WHAT YOU ARE ASKED TO DO:
Where does the word "skills" show up in the data? Please find each such line and copy it.

(Saved entries)
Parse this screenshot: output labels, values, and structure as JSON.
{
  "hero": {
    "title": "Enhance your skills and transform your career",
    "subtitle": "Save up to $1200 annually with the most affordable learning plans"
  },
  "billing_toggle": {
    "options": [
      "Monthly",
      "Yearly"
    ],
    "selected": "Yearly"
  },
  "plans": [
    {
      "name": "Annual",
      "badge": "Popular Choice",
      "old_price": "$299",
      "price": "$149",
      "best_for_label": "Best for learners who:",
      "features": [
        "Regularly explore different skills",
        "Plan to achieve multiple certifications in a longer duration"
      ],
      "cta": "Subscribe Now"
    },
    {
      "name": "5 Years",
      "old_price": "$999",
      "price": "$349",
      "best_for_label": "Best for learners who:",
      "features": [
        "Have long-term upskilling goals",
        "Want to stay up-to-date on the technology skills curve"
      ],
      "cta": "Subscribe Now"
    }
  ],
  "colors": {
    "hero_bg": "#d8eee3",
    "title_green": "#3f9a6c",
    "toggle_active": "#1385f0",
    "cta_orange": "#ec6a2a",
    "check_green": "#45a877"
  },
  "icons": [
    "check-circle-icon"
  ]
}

OUTPUT OF THE TASK:
    "title": "Enhance your skills and transform your career",
        "Regularly explore different skills",
        "Want to stay up-to-date on the technology skills curve"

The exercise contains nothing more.